If you have anything to do with keeping the various parts of your household in good running order, you’re probably familiar with Consumer Reports magazine and its website. Year in and year out, their technicians run thousands of household products through their testing laboratories, subjecting them to merciless stresses designed to simulate the effects of years of wear and tear.
High Price Doesn’t Equal High Quality
For the same reason that the high school classes that used to be called “Home Ec” are now called something like “Family and Consumer Sciences,” given the makeup of today’s tech-heavy household components, real-world performance is no longer easy to estimate by looks or reputation alone. CR’s solution is their rating lists which compare performance and value for leading models across scads of categories. Sometimes the most expensive models of everything from door locks to refrigerators are not the best performers—while some of the cheapest hold up surprisingly well.
Your own experiences may not jibe precisely in all cases, but for busy domestic decision-makers who need to replace failing or underperforming household items—on a budget and in a hurry—the CR ratings and background information are close to indispensable. Plus: they’re also fun to read! That was why, when subscribers received a CR email last week with the subject, “The WORST home products,” it’s highly probable that most of the consumer recipients who run households would have found it irresistible reading. Whatever else you think about their tests, when they flop, it’s human nature to find out why (and how badly).
The Shocking Results
As a public service, here are some of the good ones. We can’t verify the findings, so the actual brand names aren’t included—you’d have to go to CR for those—but here are some of the juiciest “not-so-hot” findings:
- For a leading-brand refrigerator that costs more than $10,000, its internal temperature doesn’t always match the thermostat setting—and it’s more likely to break within the first few years than are some considerably less costly brands.
- One range rates “Poor” for low-temperature simmering and melting, and its cookies brown unevenly. Despite a $3,900 list price, ranges costing $2,000 less performed better in both departments.
- A leading washing machine brand that sometimes uses twice as much water as others also failed to get red wine, blood, and carbon stains out of clothing on its ‘normal’ cycle setting.
- More and more common in today’s households, one best-selling air purifier model self-rated for 160 sq ft rooms wouldn’t handle a room half that size for smoke and dust removal —“at both high and low speeds.”
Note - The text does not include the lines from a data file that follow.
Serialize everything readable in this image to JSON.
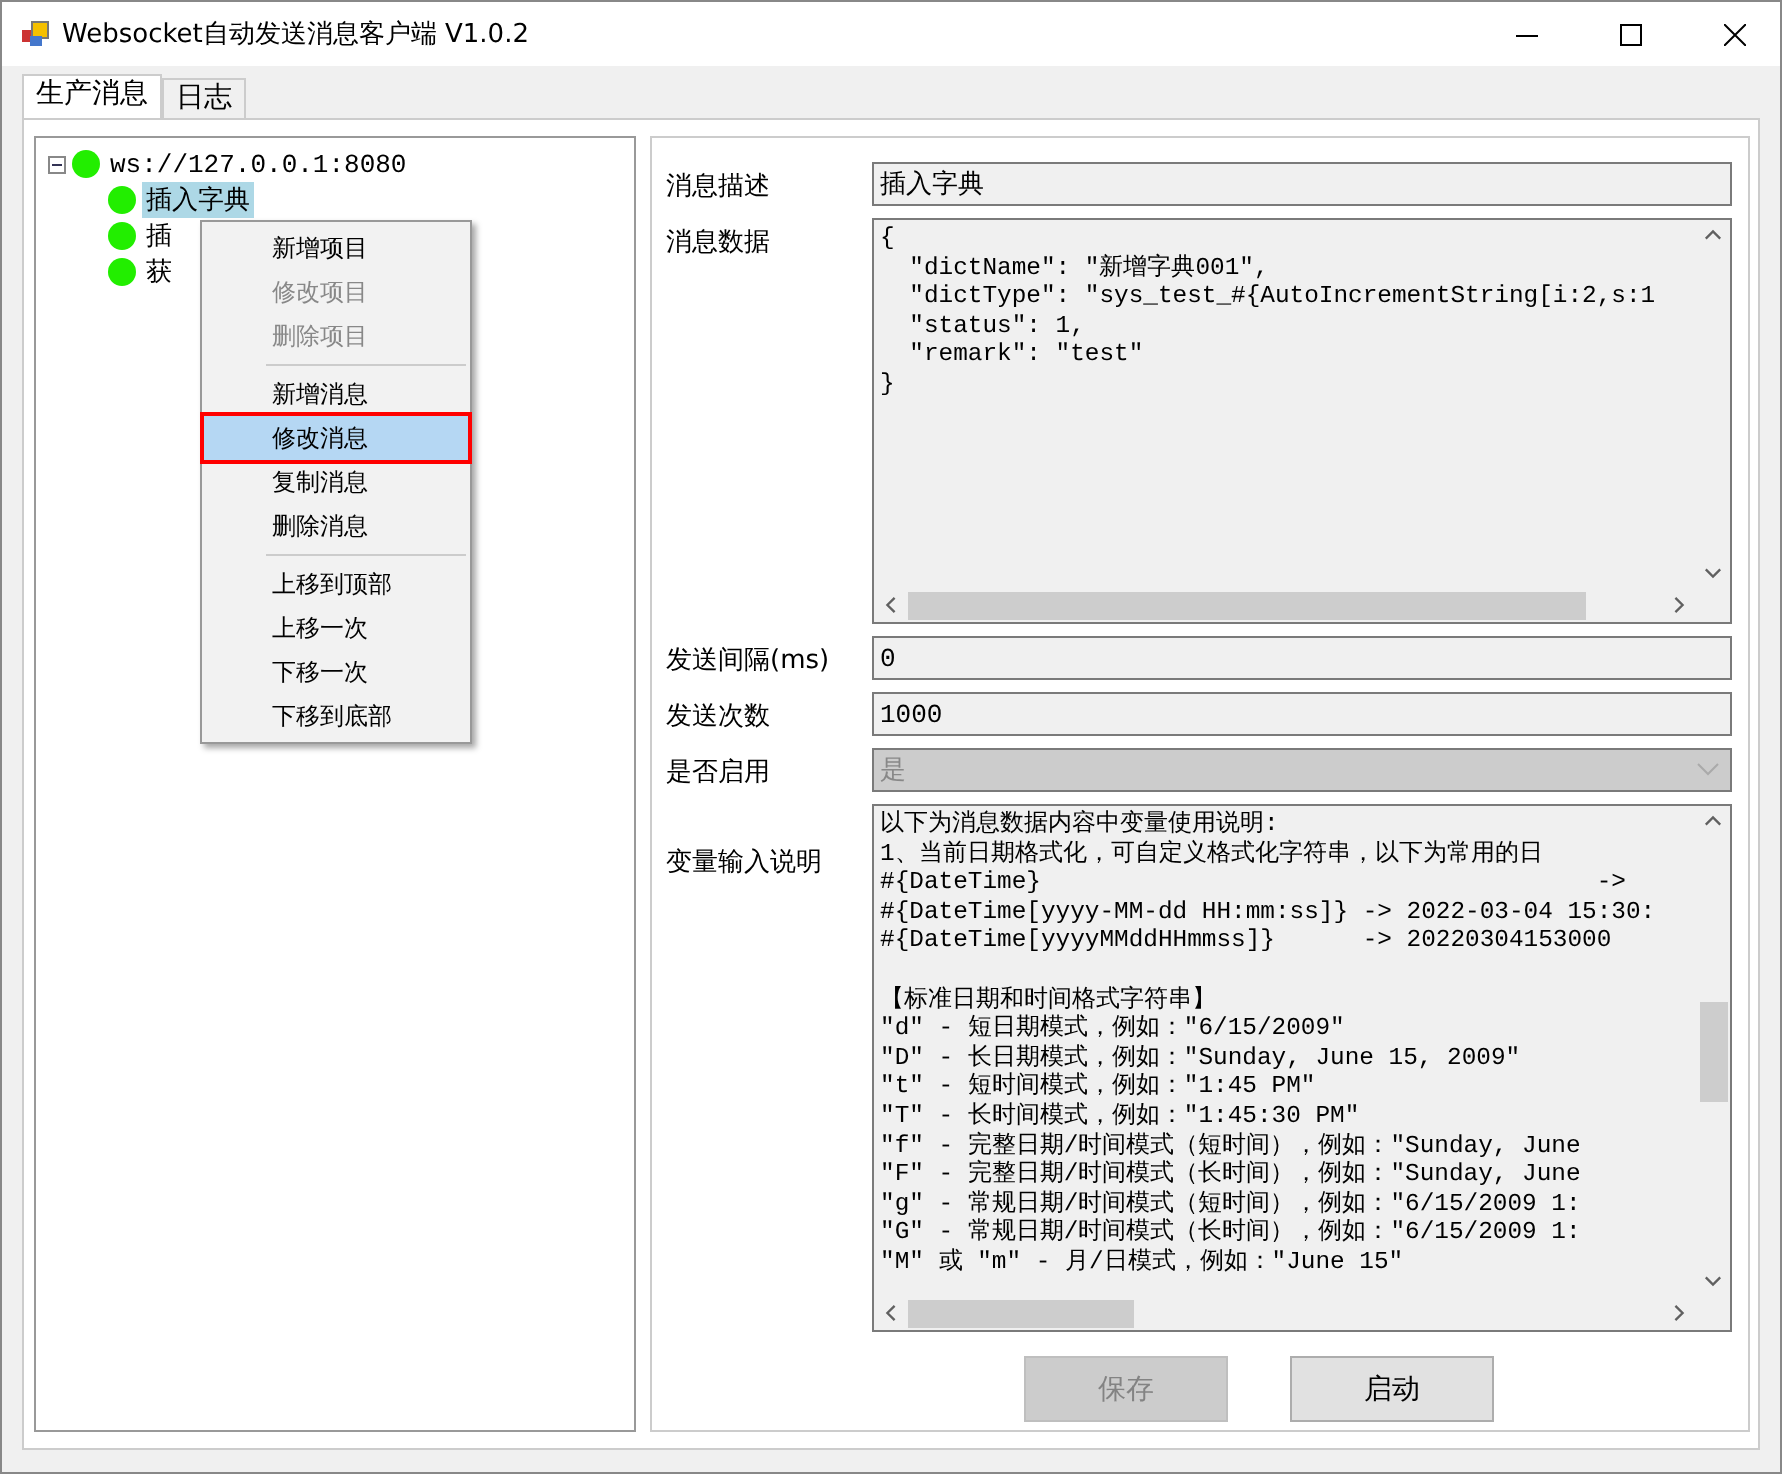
{
  "window": {
    "title": "Websocket自动发送消息客户端 V1.0.2"
  },
  "tabs": [
    {
      "label": "生产消息",
      "selected": true
    },
    {
      "label": "日志",
      "selected": false
    }
  ],
  "tree": {
    "label": "ws://127.0.0.1:8080",
    "expanded": true,
    "children": [
      {
        "label": "插入字典",
        "selected": true
      },
      {
        "label": "插",
        "selected": false
      },
      {
        "label": "获",
        "selected": false
      }
    ]
  },
  "context_menu": [
    {
      "kind": "item",
      "label": "新增项目",
      "disabled": false,
      "selected": false
    },
    {
      "kind": "item",
      "label": "修改项目",
      "disabled": true,
      "selected": false
    },
    {
      "kind": "item",
      "label": "删除项目",
      "disabled": true,
      "selected": false
    },
    {
      "kind": "separator"
    },
    {
      "kind": "item",
      "label": "新增消息",
      "disabled": false,
      "selected": false
    },
    {
      "kind": "item",
      "label": "修改消息",
      "disabled": false,
      "selected": true,
      "annotated": true
    },
    {
      "kind": "item",
      "label": "复制消息",
      "disabled": false,
      "selected": false
    },
    {
      "kind": "item",
      "label": "删除消息",
      "disabled": false,
      "selected": false
    },
    {
      "kind": "separator"
    },
    {
      "kind": "item",
      "label": "上移到顶部",
      "disabled": false,
      "selected": false
    },
    {
      "kind": "item",
      "label": "上移一次",
      "disabled": false,
      "selected": false
    },
    {
      "kind": "item",
      "label": "下移一次",
      "disabled": false,
      "selected": false
    },
    {
      "kind": "item",
      "label": "下移到底部",
      "disabled": false,
      "selected": false
    }
  ],
  "form": [
    {
      "kind": "text",
      "label": "消息描述",
      "value": "插入字典"
    },
    {
      "kind": "multiline",
      "label": "消息数据",
      "lines": [
        "{",
        "  \"dictName\": \"新增字典001\",",
        "  \"dictType\": \"sys_test_#{AutoIncrementString[i:2,s:1",
        "  \"status\": 1,",
        "  \"remark\": \"test\"",
        "}"
      ]
    },
    {
      "kind": "text",
      "label": "发送间隔(ms)",
      "value": "0"
    },
    {
      "kind": "text",
      "label": "发送次数",
      "value": "1000"
    },
    {
      "kind": "select",
      "label": "是否启用",
      "value": "是",
      "disabled": true
    },
    {
      "kind": "multiline",
      "label": "变量输入说明",
      "lines": [
        "以下为消息数据内容中变量使用说明:",
        "1、当前日期格式化，可自定义格式化字符串，以下为常用的日",
        "#{DateTime}                                      ->",
        "#{DateTime[yyyy-MM-dd HH:mm:ss]} -> 2022-03-04 15:30:",
        "#{DateTime[yyyyMMddHHmmss]}      -> 20220304153000"
      ],
      "more_lines": [
        "【标准日期和时间格式字符串】",
        "\"d\" - 短日期模式，例如：\"6/15/2009\"",
        "\"D\" - 长日期模式，例如：\"Sunday, June 15, 2009\"",
        "\"t\" - 短时间模式，例如：\"1:45 PM\"",
        "\"T\" - 长时间模式，例如：\"1:45:30 PM\"",
        "\"f\" - 完整日期/时间模式（短时间），例如：\"Sunday, June",
        "\"F\" - 完整日期/时间模式（长时间），例如：\"Sunday, June",
        "\"g\" - 常规日期/时间模式（短时间），例如：\"6/15/2009 1:",
        "\"G\" - 常规日期/时间模式（长时间），例如：\"6/15/2009 1:",
        "\"M\" 或 \"m\" - 月/日模式，例如：\"June 15\""
      ]
    }
  ],
  "buttons": [
    {
      "label": "保存",
      "disabled": true
    },
    {
      "label": "启动",
      "disabled": false
    }
  ]
}
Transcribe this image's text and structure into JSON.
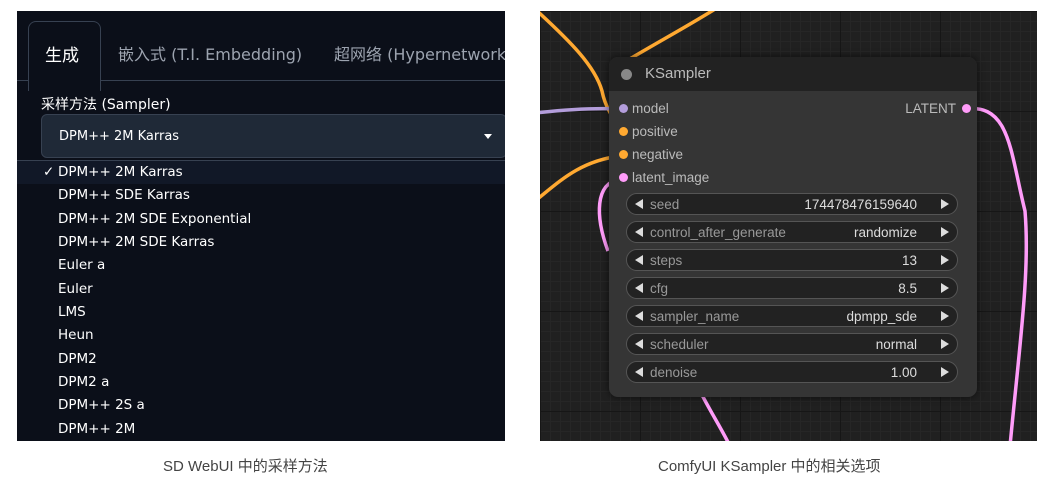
{
  "sd_webui": {
    "tabs": [
      {
        "label": "生成",
        "active": true
      },
      {
        "label": "嵌入式 (T.I. Embedding)",
        "active": false
      },
      {
        "label": "超网络 (Hypernetwork",
        "active": false
      }
    ],
    "sampler_label": "采样方法 (Sampler)",
    "sampler_selected": "DPM++ 2M Karras",
    "check_mark": "✓",
    "options": [
      "DPM++ 2M Karras",
      "DPM++ SDE Karras",
      "DPM++ 2M SDE Exponential",
      "DPM++ 2M SDE Karras",
      "Euler a",
      "Euler",
      "LMS",
      "Heun",
      "DPM2",
      "DPM2 a",
      "DPM++ 2S a",
      "DPM++ 2M"
    ]
  },
  "comfyui": {
    "node_title": "KSampler",
    "inputs": [
      {
        "name": "model",
        "color": "#b39ddb"
      },
      {
        "name": "positive",
        "color": "#ffa931"
      },
      {
        "name": "negative",
        "color": "#ffa931"
      },
      {
        "name": "latent_image",
        "color": "#ff9cf9"
      }
    ],
    "output": {
      "name": "LATENT",
      "color": "#ff9cf9"
    },
    "widgets": [
      {
        "name": "seed",
        "value": "174478476159640"
      },
      {
        "name": "control_after_generate",
        "value": "randomize"
      },
      {
        "name": "steps",
        "value": "13"
      },
      {
        "name": "cfg",
        "value": "8.5"
      },
      {
        "name": "sampler_name",
        "value": "dpmpp_sde"
      },
      {
        "name": "scheduler",
        "value": "normal"
      },
      {
        "name": "denoise",
        "value": "1.00"
      }
    ]
  },
  "captions": {
    "left": "SD WebUI 中的采样方法",
    "right": "ComfyUI KSampler 中的相关选项"
  },
  "colors": {
    "wire_orange": "#ffa931",
    "wire_purple": "#b39ddb",
    "wire_pink": "#ff9cf9"
  }
}
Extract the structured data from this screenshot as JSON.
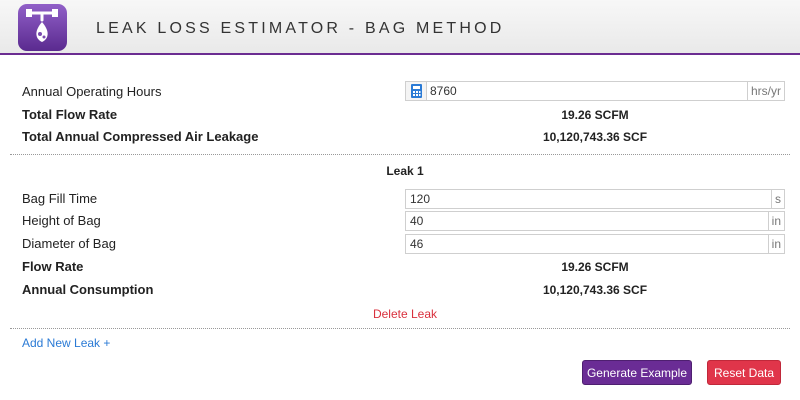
{
  "header": {
    "title": "LEAK LOSS ESTIMATOR - BAG METHOD",
    "logo_icon": "leak-bag-icon"
  },
  "summary": {
    "operating_hours_label": "Annual Operating Hours",
    "operating_hours_value": "8760",
    "operating_hours_unit": "hrs/yr",
    "total_flow_label": "Total Flow Rate",
    "total_flow_value": "19.26 SCFM",
    "total_leakage_label": "Total Annual Compressed Air Leakage",
    "total_leakage_value": "10,120,743.36 SCF"
  },
  "leak": {
    "title": "Leak 1",
    "fill_time_label": "Bag Fill Time",
    "fill_time_value": "120",
    "fill_time_unit": "s",
    "height_label": "Height of Bag",
    "height_value": "40",
    "height_unit": "in",
    "diameter_label": "Diameter of Bag",
    "diameter_value": "46",
    "diameter_unit": "in",
    "flow_rate_label": "Flow Rate",
    "flow_rate_value": "19.26 SCFM",
    "consumption_label": "Annual Consumption",
    "consumption_value": "10,120,743.36 SCF",
    "delete_label": "Delete Leak"
  },
  "actions": {
    "add_leak_label": "Add New Leak +",
    "generate_label": "Generate Example",
    "reset_label": "Reset Data"
  },
  "colors": {
    "accent": "#6a2c95",
    "danger": "#e0354a",
    "link": "#2a7ad5"
  }
}
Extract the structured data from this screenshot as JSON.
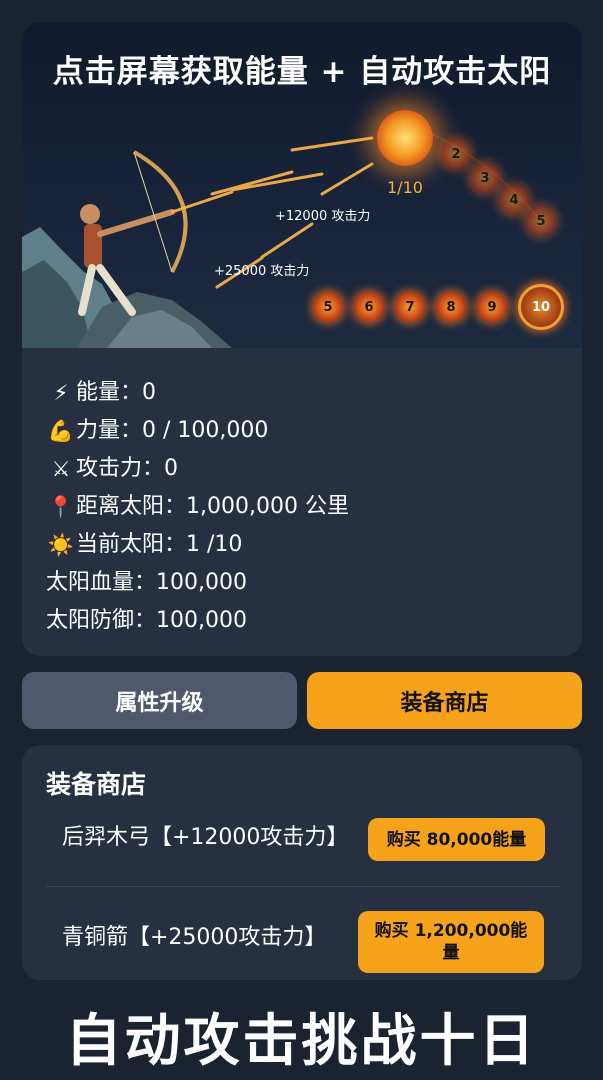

Reading about the worst performers is important when you need to replace an item—as is identifying the best. Keeping your household in top running order makes listing and selling it ever so much easier than playing last-minute catch-up.